God’s People in Mission: An Anabaptist Perspective
Stanley W. Green and Rafael Zaracho
Reviewed by D. Berg
What is the subject?
The 10 chapters of God’s People in Mission expound on the 10 missional statements developed by the Mission Commission of Mennonite World Conference. This document adopted in 2014 was developed out of five theological and missiological convictions shared by Anabaptist mission leaders:
- God as a missionary God.
- The life, death, resurrection and ascension of Jesus is given meaning by the missionary purposes of God.
- The primary agency of Holy Spirit is to empower the church for missional engagement with the world.
- The entire Bible is a missional narrative.
- The whole church is a missionary community.
Who is the author?
Mennonite World Conference Mission Commission chair Stanley W. Green and secretary Rafael Zaracho edited the book, bringing continuity throughout the chapters. The impetus of the book was a desire to revive the mission perspective of Anabaptist churches.
One of the many highlights of God’s People in Mission: An Anabaptist Perspective is the multifarious contributors – from Spain, Colombia, the USA, DR Congo, Indonesia, Paraguay, South Africa, and Mexico, with long-term experience in France, West Africa, East Africa and Mongolia. As each author contributes both theological and experiential insights, the book becomes alive with variety and impact. The editors’ work is seen in threads that tie the principles together.

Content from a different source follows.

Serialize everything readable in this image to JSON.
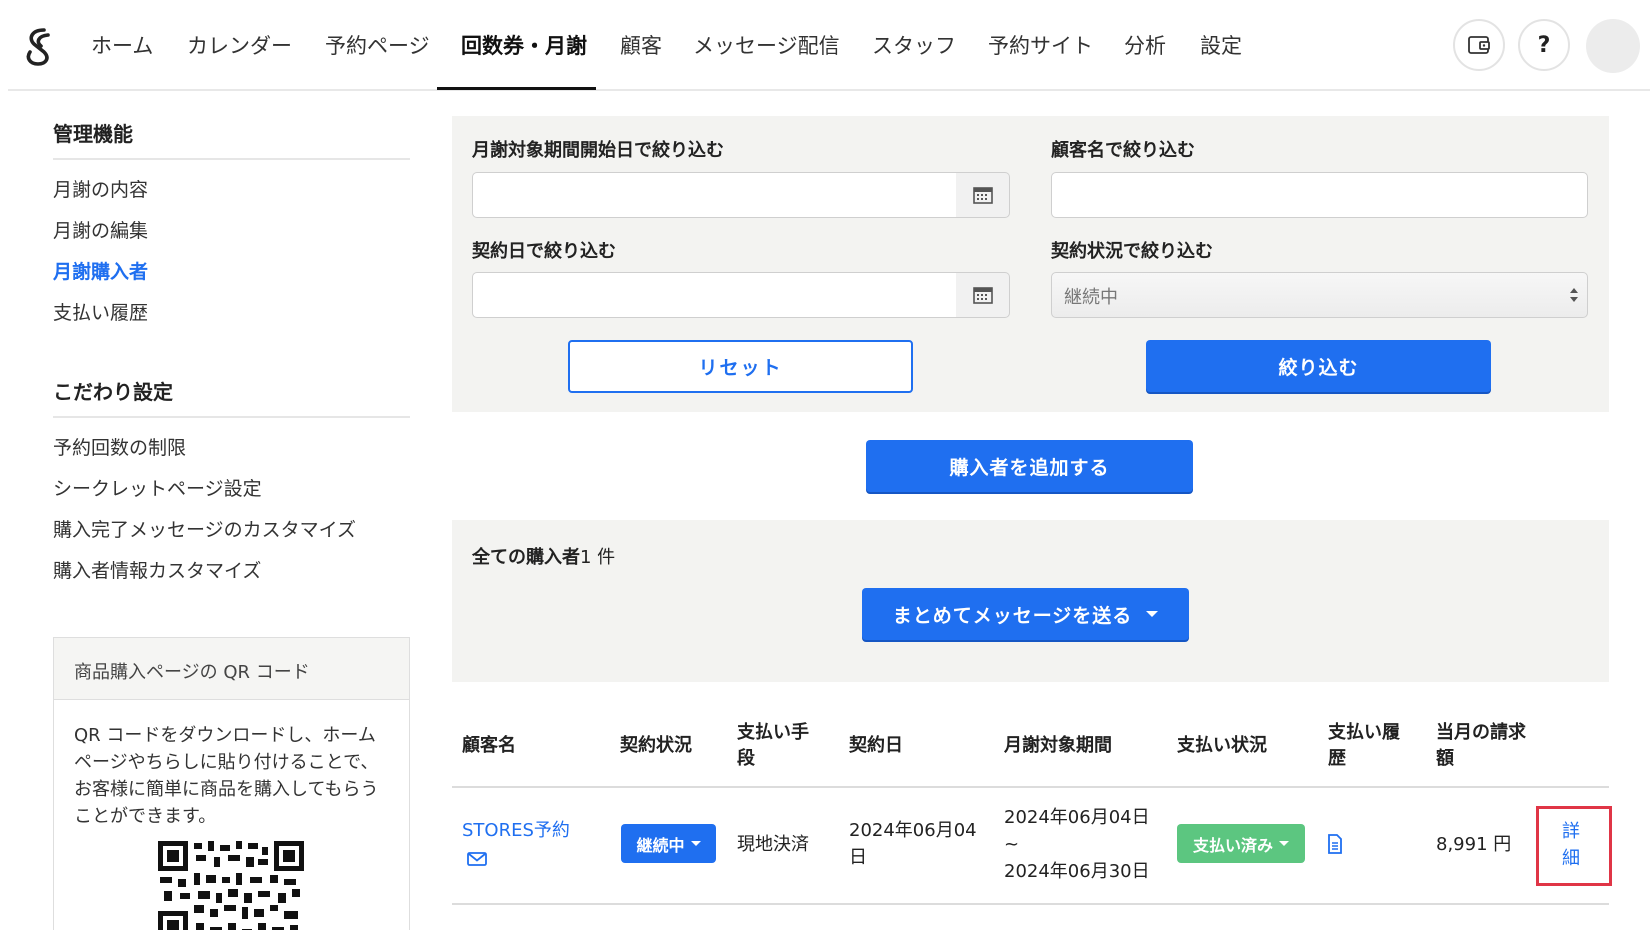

Why this book?
God’s People in Mission calls pastors, preachers, and teachers to inspire local and global mission. It is a plea to restore the value of mission to our churches.
According to the MWC Mission Commission, this book was meant to strengthen and revitalize the missional theology of Anabaptists. The authors systematically expand on solid missional statements through practical theology, and challenge the reader to pursue the call to live missionally.
Another highlight is the evidence of partnership between Global North and Global South churches. Churches all over the world are sending and receiving missionaries – each increasing diverse experiences of each other’s culture. Only as we share cultural understandings with other ethnicities will the church mature in the fullness of God’s kingdom purposes.
It can be difficult for many individuals to feel connected historically to the biblical narrative, as if we are a part of the ongoing narrative of Scripture. We often approach the Bible as though it is strictly a history book or an instruction manual. However, there are times we need to see ourselves as the ongoing narrative begun in the Old and New Testament.
The practical connection between biblical narrative and cultural identity, specifically regarding the Genesis creation story in the chapter by Mvwala Katshinga of DRC, is insightful. It flows into a theological/ethnic debate on the connection between the three sons of Noah and their possible connection with the tribes of Africa. This ethnic heritage is a significant study for many tribes as it holds the potential lineage of those from the cursed son of Noah.
What you disagreed with
In the introduction, the authors bemoan that, “Even while we continue to accent discipleship, we have muted the passionate, even sacrificial, commitment to evangelism.” While discipleship and evangelism could be seen as two distinct doctrines within Christianity, it seems dangerous to polarize them.
To say that Anabaptists are strong in discipleship while neglecting evangelism takes evangelism out of the discipleship process and makes it more of an event than an ongoing story of a person with God. Although evangelism is sometimes seen as a stand-alone moment inside the Christian journey, it could also be seen as a step in the discipleship process. This would conjoin both the work of salvation and the sanctification process in every believer.
However, I would agree that today’s generation needs to find ways to be effective evangelists within the discipleship process. We do need to continue to accent discipleship, but include sacrificial evangelism as part of the process. Transforming our thoughts from entitlement to sacrifice is a generational challenge we face in Christian maturity.
Who should read this book?
Each church should consider the sacrifice they must make to include evangelism as a key (if not central) aspect of their congregation’s commitment to mission both locally and globally.
Church leaders would particularly benefit from these principles as they look for theological purposes for their church.
Those considering career mission or those exploring evangelism would also benefit tremendously from reading the convictions presented here.
The third and final group who should read God’s People In Mission are those who simply want to understand the distinctives of Anabaptists. Every chapter includes insights into the narrative of Anabaptists including many dynamics of their historical background or the stimulant which keeps them inspired.
“As the Global South increases its engagement in cross-cultural mission, we now have the opportunity, as a polycentric community in mission, to discern what more thoughtful, sensitive and appropriate approaches in mission might look like. We can learn from each other, and from the past, in the hope of not repeating the mistakes of a previous era.”
Watching diverse nationalities working together towards mission is an exciting part of the new mission movement. North Americans, Europeans, Africans, South Americans, Asians, and Middle Easterners sharing the call to bring the gospel to every ethnic group is turning global mission into a partnership movement. As this continues, each group will need to discover their unique contribution to the process.
is a long-term worker with Multiply, based in Austria